After being kicked out of his rock band, guitarist Dewey Finn faces a mountain of debts and depression. He shares an apartment with an old band member, Ned Schneebly, who is now a substitute teacher. Dewey accepts a job as a substitute teacher at a snobbish private elementary school where his attitude and hijinx have a powerful result on his students. He learns they are talented young musicians, and he decides to form a rock band with them to win the $10,000 prize money in a local band contest. Once Dewey wins a competition called "Battle of the Bands", the prize money would solve his financial problems and put him back in the rock music spotlight.Written by
When the class are at the tryouts for the Battle of the Bands contest, Summer and Dewey are on the stage talking to the director. In this scene, when Jack Black's character gets frustrated, he throws a chair. According to the commentary on the DVD, this wasn't part of the script and Miranda Cosgrove didn't know this was going to happen. You can see her react by jumping when the chair is thrown. This is a completely real reaction. See more »
At the concert, the shadow of the camera falls on the amplifier in a close-up of Alex. See more »
[Assigning positions to the band members]
Lead guitar... Zack Attack. On bass... Posh Spice. On keyboards, Mr. Cool. And on drums, Spazzy McGee. OK, Blondie, Brace Face, you're singing backup. All right, Tough Guy, Shortstop, Fancy Pants, get over here. You're on security detail.
Can I be the band stylist instead?
Of course you can, Fancy Pants. OK. Carrot Top, Roadrunner, Turkey Sub, we're gonna have a lot of equipment... And you three...
[looking at the three tiny girls]
groupies... As for me, ...
See more »
The first few opening credits are on a guy's jacket and various posters in a rock club. See more »
In the theatrical version of the film, the performance by School of Rock during the end credits is changed. Originally, after several solos, Dewey tells Katie she does not get one, as bassists don't get solos and that's just how it works. This was changed for the DVD and TV versions: Dewey does not tell Katie that bassists don't get solos and she does not assume she gets one anyhow. See more »
Dewey Finn is a lazy freeloader and a guitarist in a rock band who plays gigs every night and sleeps every day, in his friend Ned Schneebly's apartment. One day as he shows up late for band practice he notices a new guitar player who is replacing him. Poor Dewey feels so bad about it and also about Ned and his girlfriend threatening to kick him out since he doesn't pay any of the bills. After a few days of trying to sell his guitars, which doesn't go very well, the head of a school calls and asks for Ned Schneebly, who is a talented substitute teacher with a good reputation. In a desperate attempt to getting money fast, Dewey impersonates Ned and conveniently finds himself the teacher of a third grade ( or something like that ) class for several weeks ahead. Yet another one of his crazy ideas strikes him and his plan to turn his class into a rockband to win the Battle of the Bands competition is set in motion.

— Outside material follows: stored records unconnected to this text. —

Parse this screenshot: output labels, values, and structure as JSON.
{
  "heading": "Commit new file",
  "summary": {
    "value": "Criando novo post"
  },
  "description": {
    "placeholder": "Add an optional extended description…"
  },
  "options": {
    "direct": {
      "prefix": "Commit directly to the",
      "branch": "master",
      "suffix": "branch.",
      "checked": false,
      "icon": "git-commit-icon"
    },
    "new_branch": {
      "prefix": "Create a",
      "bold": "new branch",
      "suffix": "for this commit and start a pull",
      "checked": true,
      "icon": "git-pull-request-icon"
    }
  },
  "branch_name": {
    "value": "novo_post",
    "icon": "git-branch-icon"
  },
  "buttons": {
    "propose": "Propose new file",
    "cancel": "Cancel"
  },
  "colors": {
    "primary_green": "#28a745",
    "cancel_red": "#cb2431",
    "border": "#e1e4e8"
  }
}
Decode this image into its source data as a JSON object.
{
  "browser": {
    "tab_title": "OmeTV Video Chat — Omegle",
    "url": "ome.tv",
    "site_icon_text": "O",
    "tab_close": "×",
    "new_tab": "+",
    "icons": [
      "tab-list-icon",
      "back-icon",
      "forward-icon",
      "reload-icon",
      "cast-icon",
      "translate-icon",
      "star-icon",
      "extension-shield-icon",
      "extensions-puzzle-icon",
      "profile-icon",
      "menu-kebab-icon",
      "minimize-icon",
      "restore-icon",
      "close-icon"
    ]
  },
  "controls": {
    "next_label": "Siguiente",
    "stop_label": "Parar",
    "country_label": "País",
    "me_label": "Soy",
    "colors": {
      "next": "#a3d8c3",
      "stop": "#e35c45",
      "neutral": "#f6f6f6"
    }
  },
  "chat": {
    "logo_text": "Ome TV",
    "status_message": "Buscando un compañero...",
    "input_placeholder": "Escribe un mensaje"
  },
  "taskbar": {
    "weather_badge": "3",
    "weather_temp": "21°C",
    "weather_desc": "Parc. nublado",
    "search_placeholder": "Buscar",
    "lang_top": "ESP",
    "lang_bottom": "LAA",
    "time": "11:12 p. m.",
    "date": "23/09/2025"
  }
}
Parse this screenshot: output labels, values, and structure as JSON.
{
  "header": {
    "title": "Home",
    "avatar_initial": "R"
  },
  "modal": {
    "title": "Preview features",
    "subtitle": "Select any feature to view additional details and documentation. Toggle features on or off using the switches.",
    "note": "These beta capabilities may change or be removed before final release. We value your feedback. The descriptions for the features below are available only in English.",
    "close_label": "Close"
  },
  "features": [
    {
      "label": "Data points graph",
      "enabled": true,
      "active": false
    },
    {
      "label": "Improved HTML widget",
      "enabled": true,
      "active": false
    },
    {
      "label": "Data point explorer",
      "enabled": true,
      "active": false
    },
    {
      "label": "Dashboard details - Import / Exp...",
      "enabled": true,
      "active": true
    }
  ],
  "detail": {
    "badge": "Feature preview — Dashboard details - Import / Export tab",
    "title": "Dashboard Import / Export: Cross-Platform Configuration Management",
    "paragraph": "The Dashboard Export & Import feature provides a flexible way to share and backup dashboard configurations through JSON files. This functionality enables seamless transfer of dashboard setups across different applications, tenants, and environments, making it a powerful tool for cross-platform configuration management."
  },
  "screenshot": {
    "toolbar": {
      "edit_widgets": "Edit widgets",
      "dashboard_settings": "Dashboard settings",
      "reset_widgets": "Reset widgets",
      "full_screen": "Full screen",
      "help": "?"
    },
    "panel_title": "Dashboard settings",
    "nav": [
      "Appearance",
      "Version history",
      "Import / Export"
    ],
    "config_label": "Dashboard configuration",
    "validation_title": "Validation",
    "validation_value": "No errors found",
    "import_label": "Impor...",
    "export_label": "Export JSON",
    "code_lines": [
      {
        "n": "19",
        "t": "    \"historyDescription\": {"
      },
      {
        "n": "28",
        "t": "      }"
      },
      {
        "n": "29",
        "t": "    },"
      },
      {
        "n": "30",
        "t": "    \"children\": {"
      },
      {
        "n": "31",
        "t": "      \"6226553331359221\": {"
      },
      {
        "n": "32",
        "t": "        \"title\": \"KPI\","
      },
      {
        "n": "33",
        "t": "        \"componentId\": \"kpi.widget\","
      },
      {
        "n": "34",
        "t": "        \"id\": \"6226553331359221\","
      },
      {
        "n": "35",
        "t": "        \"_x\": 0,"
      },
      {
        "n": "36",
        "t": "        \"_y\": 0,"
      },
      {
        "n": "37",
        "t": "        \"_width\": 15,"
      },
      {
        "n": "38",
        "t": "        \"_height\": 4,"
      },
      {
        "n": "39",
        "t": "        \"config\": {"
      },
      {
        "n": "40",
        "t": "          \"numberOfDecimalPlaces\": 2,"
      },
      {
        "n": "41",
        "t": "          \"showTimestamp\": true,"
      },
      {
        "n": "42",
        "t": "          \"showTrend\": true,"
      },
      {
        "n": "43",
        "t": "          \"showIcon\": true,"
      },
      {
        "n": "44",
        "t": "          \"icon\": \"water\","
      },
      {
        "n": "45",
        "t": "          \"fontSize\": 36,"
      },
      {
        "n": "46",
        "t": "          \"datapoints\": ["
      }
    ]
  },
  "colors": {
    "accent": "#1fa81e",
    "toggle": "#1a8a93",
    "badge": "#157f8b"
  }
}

School Of Rock is a great feel-good comedy, fun for just about anyone of any age, kids or adults. Jack Black does carry a lot of this film on his own but I won't be too harsh on the kids in the movie, they did very well also. If anyone else should play Dewey Finn rather than Jack, it just wouldn't be the same. Since Jack is actually in a rock band in real life, and has played a few characters in films before who are also into music, he just seemed to fit right into this film. His real passion for rock music helps a lot in this film, and makes Dewey Finn one hell of a good character. The plot to this film is really good I think and Mike White did a great job on the screenplay. As did Linklater on the direction of the film.
This comedy should not be ignored just because there are kids in it, I enjoyed it a hell of a lot and you probably will too.
60 of 71 people found this review helpful.
Was this review helpful to you?
| Report this